Read More about What’s Happening at ZMC

Test Driving “Grand Theft Auto: The Ballad of Gay Tony”: Game Face Column
October, 29 2009

Wall Street Journal, 10.29.09

Jamin Brophy-Warren

Like many fans of the Grand Theft Auto series, I stayed up late to download the new episode “The Ballad of Gay Tony” which was released today for the Xbox 360.

Well, perhaps not late enough, I hit the sack and tried again in the morning.

The developer Rockstar Games, like many videogame makers, has been releasing episode packs to extend the life of the game beyond just the disc. (The dystopian “Fallout 3″ has been doing something similar, for example.) While the original GTA IV plot followed Niko Bellic, a scruffy, Eastern European hitman, in his violent jaunt through a New York City-clone, “Gay Tony” allows you to become a Puerto Rican hitman, Luis Lopez, defending his boss, Tony Prince.

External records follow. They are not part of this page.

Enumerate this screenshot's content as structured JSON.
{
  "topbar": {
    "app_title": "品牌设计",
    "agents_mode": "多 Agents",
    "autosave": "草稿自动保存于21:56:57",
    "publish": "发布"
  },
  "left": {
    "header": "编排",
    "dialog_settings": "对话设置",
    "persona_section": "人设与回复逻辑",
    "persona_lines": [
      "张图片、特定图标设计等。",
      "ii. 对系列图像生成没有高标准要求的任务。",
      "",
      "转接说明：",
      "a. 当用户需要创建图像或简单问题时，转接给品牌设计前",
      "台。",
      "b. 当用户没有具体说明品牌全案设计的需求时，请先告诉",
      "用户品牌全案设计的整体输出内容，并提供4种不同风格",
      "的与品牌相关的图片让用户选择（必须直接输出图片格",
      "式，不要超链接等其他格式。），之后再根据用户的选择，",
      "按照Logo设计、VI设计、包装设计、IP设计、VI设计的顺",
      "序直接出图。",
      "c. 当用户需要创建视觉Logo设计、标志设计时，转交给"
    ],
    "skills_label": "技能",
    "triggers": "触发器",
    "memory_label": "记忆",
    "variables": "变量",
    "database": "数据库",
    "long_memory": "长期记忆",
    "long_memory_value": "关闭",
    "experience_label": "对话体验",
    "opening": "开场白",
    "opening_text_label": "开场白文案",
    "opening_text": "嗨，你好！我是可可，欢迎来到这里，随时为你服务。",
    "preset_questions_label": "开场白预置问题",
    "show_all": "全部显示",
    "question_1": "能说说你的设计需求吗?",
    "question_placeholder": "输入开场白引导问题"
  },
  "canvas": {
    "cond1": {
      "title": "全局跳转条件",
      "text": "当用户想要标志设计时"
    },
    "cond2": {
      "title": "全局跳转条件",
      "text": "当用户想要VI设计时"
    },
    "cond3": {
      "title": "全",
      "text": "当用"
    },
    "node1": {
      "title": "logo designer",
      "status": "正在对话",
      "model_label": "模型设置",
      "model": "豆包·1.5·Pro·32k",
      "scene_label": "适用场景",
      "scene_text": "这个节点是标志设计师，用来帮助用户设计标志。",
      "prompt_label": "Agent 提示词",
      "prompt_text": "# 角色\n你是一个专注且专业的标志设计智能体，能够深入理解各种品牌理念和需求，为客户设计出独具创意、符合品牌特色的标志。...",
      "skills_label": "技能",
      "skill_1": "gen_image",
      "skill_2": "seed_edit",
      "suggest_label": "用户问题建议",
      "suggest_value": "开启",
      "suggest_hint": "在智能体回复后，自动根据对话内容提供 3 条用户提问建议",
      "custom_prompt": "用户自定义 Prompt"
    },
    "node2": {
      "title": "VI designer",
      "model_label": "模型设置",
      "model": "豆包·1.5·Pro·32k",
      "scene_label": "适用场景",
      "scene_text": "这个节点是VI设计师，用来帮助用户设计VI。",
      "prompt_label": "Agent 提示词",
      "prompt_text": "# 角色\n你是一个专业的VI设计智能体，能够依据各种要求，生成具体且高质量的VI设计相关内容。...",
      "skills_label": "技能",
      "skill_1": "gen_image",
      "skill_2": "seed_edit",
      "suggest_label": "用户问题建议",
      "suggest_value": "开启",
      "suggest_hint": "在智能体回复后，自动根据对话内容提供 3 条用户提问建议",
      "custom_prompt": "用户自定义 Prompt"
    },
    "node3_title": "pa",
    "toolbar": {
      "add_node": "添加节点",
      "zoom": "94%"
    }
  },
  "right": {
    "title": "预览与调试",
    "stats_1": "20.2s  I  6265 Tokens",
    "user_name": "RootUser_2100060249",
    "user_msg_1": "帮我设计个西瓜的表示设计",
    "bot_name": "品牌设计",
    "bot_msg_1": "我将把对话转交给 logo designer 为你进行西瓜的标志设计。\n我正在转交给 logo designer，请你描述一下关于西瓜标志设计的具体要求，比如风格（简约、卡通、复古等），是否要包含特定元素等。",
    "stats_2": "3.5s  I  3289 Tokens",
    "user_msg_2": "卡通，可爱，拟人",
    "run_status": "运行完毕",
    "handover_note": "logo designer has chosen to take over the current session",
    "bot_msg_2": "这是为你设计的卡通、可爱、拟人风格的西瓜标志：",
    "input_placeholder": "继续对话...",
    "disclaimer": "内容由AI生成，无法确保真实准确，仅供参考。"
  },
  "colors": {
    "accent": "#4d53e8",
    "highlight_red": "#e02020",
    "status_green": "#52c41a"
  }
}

Rockstar Games, led by the creative team of Dan and Sam Houser, do their best to bring out the details and personalities of the cities they create. (All of the GTA titles are based on a fictional adaptation of a real place.) What’s interesting about “Gay Tony” is its deep dive into Liberty City’s club scene. For anyone who’s been to New York’s Meatpacking District, the setting will be familiar–the game evokes the area’s mystery and gritty charm. (Good news: no one vomits on your shoes in the game.) It’s also replete with club characters from “the bridge and tunnel” crowd from New Jersey to flighty nymphs.

In case you’re wondering, yes, Gay Tony is gay. This isn’t the first time that Rockstar has introduced and spotlighted homosexual characters. The original GTA IV missions featured several gay characters including Bernie Crane, a gay aerobics instructor who’s having an affair with a “family values” politician. Unlike the scarf-wearing, effeminate gay men earlier in the series, Tony isn’t as broadly-drawn. He’s more of a partner than comic relief.

Games rarely have a strong sense of authorship, but with GTA IV and its subsequent episodes, the player gets the strong, satisfying feeling that someone–someone smart–has constructed the environment around you, with wit and a sense of style. Just as Woody Allen bent his image of Manhattan around his own humor and sensibilities, and Martin Scorsese explored the mean streets of the Big Apple, the Housers and their team have made New York a fascinating and terrifying place.